Items from an interface collection
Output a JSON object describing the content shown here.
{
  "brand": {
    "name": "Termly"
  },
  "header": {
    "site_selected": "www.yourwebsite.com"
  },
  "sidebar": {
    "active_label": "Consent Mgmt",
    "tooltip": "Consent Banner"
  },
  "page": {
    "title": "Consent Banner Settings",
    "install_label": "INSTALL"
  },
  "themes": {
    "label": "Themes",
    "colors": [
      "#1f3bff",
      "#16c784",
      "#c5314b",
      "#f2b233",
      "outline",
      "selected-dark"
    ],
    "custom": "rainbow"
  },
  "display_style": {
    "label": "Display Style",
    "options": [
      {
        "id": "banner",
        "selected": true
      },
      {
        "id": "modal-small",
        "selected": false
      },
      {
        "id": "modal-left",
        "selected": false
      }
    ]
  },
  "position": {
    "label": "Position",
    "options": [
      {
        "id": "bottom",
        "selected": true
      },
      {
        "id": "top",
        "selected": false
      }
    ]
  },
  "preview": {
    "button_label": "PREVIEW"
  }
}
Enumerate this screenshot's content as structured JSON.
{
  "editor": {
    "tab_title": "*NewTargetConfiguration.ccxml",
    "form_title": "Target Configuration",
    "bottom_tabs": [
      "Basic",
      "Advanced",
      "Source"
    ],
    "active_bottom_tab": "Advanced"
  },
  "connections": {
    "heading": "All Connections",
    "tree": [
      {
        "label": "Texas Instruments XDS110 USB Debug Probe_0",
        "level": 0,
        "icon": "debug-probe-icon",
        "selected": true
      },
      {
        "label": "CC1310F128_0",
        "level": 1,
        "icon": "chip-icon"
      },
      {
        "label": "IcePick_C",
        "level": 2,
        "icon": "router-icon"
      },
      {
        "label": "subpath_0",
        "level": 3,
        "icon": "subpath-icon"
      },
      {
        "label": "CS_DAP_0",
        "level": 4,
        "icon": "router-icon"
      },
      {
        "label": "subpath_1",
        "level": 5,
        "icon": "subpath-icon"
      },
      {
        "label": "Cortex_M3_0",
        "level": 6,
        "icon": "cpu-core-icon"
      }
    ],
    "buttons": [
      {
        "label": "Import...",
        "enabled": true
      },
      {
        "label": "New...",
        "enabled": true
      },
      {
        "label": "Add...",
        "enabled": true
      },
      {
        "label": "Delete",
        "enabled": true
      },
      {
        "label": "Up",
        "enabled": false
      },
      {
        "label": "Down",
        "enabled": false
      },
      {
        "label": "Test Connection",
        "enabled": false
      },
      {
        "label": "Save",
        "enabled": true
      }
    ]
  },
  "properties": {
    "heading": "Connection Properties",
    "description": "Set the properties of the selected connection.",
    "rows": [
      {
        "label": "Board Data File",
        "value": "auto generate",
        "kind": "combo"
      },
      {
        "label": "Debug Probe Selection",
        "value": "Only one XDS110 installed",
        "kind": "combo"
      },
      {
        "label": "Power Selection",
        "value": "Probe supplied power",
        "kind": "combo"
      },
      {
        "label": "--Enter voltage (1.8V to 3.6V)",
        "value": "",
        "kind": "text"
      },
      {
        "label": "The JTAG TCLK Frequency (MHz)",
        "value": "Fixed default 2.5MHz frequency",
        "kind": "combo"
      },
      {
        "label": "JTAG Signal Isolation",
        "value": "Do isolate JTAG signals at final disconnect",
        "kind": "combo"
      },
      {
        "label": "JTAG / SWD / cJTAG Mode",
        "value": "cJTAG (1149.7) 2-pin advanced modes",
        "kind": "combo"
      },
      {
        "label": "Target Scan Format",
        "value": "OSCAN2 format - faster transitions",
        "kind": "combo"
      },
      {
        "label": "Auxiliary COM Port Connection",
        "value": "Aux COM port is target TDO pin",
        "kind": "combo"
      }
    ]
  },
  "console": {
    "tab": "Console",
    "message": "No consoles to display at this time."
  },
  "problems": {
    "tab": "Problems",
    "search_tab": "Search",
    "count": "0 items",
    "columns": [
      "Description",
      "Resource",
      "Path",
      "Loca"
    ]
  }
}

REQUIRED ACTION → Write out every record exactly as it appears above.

RESULT OF THE TASK →
Output a JSON object describing the content shown here.
{
  "brand": {
    "name": "Termly"
  },
  "header": {
    "site_selected": "www.yourwebsite.com"
  },
  "sidebar": {
    "active_label": "Consent Mgmt",
    "tooltip": "Consent Banner"
  },
  "page": {
    "title": "Consent Banner Settings",
    "install_label": "INSTALL"
  },
  "themes": {
    "label": "Themes",
    "colors": [
      "#1f3bff",
      "#16c784",
      "#c5314b",
      "#f2b233",
      "outline",
      "selected-dark"
    ],
    "custom": "rainbow"
  },
  "display_style": {
    "label": "Display Style",
    "options": [
      {
        "id": "banner",
        "selected": true
      },
      {
        "id": "modal-small",
        "selected": false
      },
      {
        "id": "modal-left",
        "selected": false
      }
    ]
  },
  "position": {
    "label": "Position",
    "options": [
      {
        "id": "bottom",
        "selected": true
      },
      {
        "id": "top",
        "selected": false
      }
    ]
  },
  "preview": {
    "button_label": "PREVIEW"
  }
}
Enumerate this screenshot's content as structured JSON.
{
  "editor": {
    "tab_title": "*NewTargetConfiguration.ccxml",
    "form_title": "Target Configuration",
    "bottom_tabs": [
      "Basic",
      "Advanced",
      "Source"
    ],
    "active_bottom_tab": "Advanced"
  },
  "connections": {
    "heading": "All Connections",
    "tree": [
      {
        "label": "Texas Instruments XDS110 USB Debug Probe_0",
        "level": 0,
        "icon": "debug-probe-icon",
        "selected": true
      },
      {
        "label": "CC1310F128_0",
        "level": 1,
        "icon": "chip-icon"
      },
      {
        "label": "IcePick_C",
        "level": 2,
        "icon": "router-icon"
      },
      {
        "label": "subpath_0",
        "level": 3,
        "icon": "subpath-icon"
      },
      {
        "label": "CS_DAP_0",
        "level": 4,
        "icon": "router-icon"
      },
      {
        "label": "subpath_1",
        "level": 5,
        "icon": "subpath-icon"
      },
      {
        "label": "Cortex_M3_0",
        "level": 6,
        "icon": "cpu-core-icon"
      }
    ],
    "buttons": [
      {
        "label": "Import...",
        "enabled": true
      },
      {
        "label": "New...",
        "enabled": true
      },
      {
        "label": "Add...",
        "enabled": true
      },
      {
        "label": "Delete",
        "enabled": true
      },
      {
        "label": "Up",
        "enabled": false
      },
      {
        "label": "Down",
        "enabled": false
      },
      {
        "label": "Test Connection",
        "enabled": false
      },
      {
        "label": "Save",
        "enabled": true
      }
    ]
  },
  "properties": {
    "heading": "Connection Properties",
    "description": "Set the properties of the selected connection.",
    "rows": [
      {
        "label": "Board Data File",
        "value": "auto generate",
        "kind": "combo"
      },
      {
        "label": "Debug Probe Selection",
        "value": "Only one XDS110 installed",
        "kind": "combo"
      },
      {
        "label": "Power Selection",
        "value": "Probe supplied power",
        "kind": "combo"
      },
      {
        "label": "--Enter voltage (1.8V to 3.6V)",
        "value": "",
        "kind": "text"
      },
      {
        "label": "The JTAG TCLK Frequency (MHz)",
        "value": "Fixed default 2.5MHz frequency",
        "kind": "combo"
      },
      {
        "label": "JTAG Signal Isolation",
        "value": "Do isolate JTAG signals at final disconnect",
        "kind": "combo"
      },
      {
        "label": "JTAG / SWD / cJTAG Mode",
        "value": "cJTAG (1149.7) 2-pin advanced modes",
        "kind": "combo"
      },
      {
        "label": "Target Scan Format",
        "value": "OSCAN2 format - faster transitions",
        "kind": "combo"
      },
      {
        "label": "Auxiliary COM Port Connection",
        "value": "Aux COM port is target TDO pin",
        "kind": "combo"
      }
    ]
  },
  "console": {
    "tab": "Console",
    "message": "No consoles to display at this time."
  },
  "problems": {
    "tab": "Problems",
    "search_tab": "Search",
    "count": "0 items",
    "columns": [
      "Description",
      "Resource",
      "Path",
      "Loca"
    ]
  }
}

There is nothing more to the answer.